No matter what the standards and purpose the ICANN SWORD algorithm includes, it has comparative value.
Since pairs such as “God” and “dog” (85%) reach similarity scores of 84% and higher, how much more similar would “cxm” and “cxm” be (x being replaced with a vowel)!
The answer is that, according to Sword, they’re less similar. Sword scores “cam” v “com” at 63%.
Laeuchli knows it’s 63%, because he makes reference to that fact in his summary of Verisign’s evidence. He doesn’t need to speculate about the number based on what “god” v “dog” scores (and if he did the “dog” v “god” query himself, why on earth didn’t he just query “com” v “cam” too?)
His finding that .cam and .com will cause probable confusion seems to be based largely on expert witness testimony provided by both Verisign and Demand, in which he found Verisign’s more persuasive.
This evidence seems to have largely comprised the opinions of linguists, examining mouth shapes and acoustic frequencies, and market research looking into internet user behavior. As none of it has been published, it’s difficult to judge which side had the better arguments.

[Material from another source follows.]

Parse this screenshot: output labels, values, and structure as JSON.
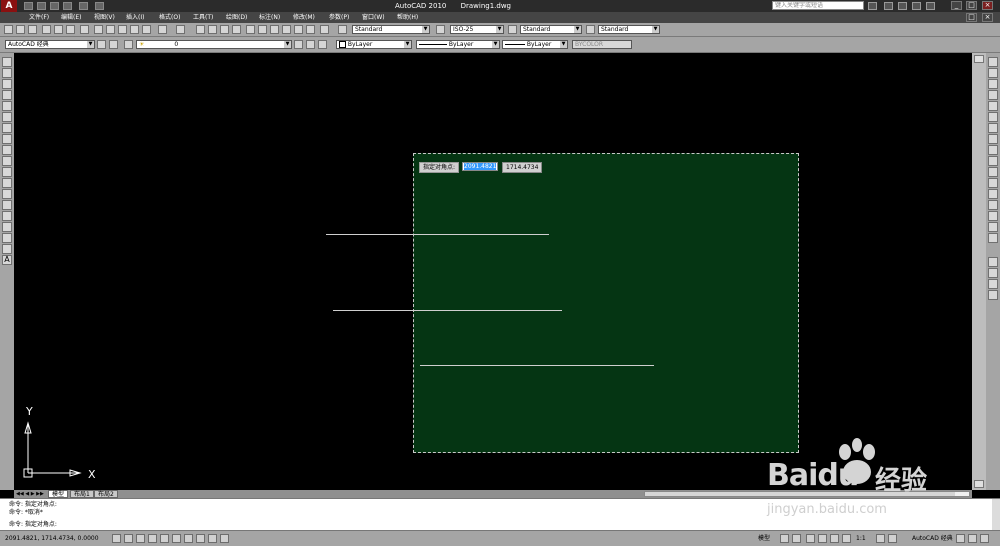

But it’s undeniably about the similarity of the strings, rather than the proposed usage, which makes Demand Media’s statement today — that SCOs “are meant to be applicant agnostic and have nothing to do with the registration or use of the new gTLD” — quite confusing.
Demand lost its case based on the string similarity, whereas the other two applicants won theirs based on the usage.
Perhaps Demand senses that its .cam application will not be immediately rejected if ICANN reopens the debate about string similarity. If think it’s probably correct.